Latinos Still Underrepresented In Federal Employment System
A report released by the U.S. Equal Employment Opportunity Commission (EEOC), this week found some gains in the number of minorities being hired to federal positions. The report, “Annual Report on the Federal Work Force Part II: Work Force Statistics, Fiscal Year (FY) 2010,” took into account employment numbers at 64 federal agencies.
When it came to Latinos in the report, of 2.8 million people in the employ of the federal government, 7.9% were Latino. Specifically, this means that there are about 133,100 Latinos and about 92,000 Latinas working for the federal government.
The report noted that Latinos were among the groups that made the most gains in the last 10 years, in as far as securing senior-level positions, about 52%, while the overall increase of Latino federal employees was about 50%. Breaking this down into numbers, this means there are 389 Latinos and 130 Latinas who qualify as “senior pay level” employees for the federal government.
Latinos still remain underrepresented in the federal employment system, as compared to their population in the country as a whole, about 16% as of the 2010 Census. Other groups that were underrepresented included women, multiracial men and white women.
In a statement, EEOC Chair Jacqueline A. Berrien said these numbers showed that there is room for improvement in the federal hiring system. She noted that, “The EEOC will continue to work with federal government leaders to identify and remove barriers to equal employment opportunity and promote diversity and inclusion in the federal workplace.”
Some more figures on the 2.8 million people employed by the federal government by race include:
- 65.4% were White,
- 17.9% were Black or African American,
- 7.9% were Hispanic or Latino,
- 5.9% were Asian,

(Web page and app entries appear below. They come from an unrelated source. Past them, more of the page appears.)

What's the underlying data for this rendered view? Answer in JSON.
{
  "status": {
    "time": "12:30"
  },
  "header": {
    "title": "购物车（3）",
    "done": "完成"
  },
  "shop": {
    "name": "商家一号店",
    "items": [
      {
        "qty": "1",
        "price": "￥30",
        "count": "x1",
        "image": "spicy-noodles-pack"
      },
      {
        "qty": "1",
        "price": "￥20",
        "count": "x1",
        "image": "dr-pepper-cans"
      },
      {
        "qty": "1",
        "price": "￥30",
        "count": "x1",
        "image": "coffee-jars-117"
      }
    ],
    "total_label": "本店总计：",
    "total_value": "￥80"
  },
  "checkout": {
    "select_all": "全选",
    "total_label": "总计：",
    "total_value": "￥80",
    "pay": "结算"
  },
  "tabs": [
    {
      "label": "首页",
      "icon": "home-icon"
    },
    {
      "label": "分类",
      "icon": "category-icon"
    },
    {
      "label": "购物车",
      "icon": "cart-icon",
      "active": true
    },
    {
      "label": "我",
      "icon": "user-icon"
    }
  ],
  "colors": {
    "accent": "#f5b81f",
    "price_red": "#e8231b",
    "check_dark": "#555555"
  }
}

- 1.6% were American Indian or Alaska Native,
- .08% were persons of two or more races, and
- .04% were Native Hawaiian or Other Pacific Islander
[Photo By shokunin]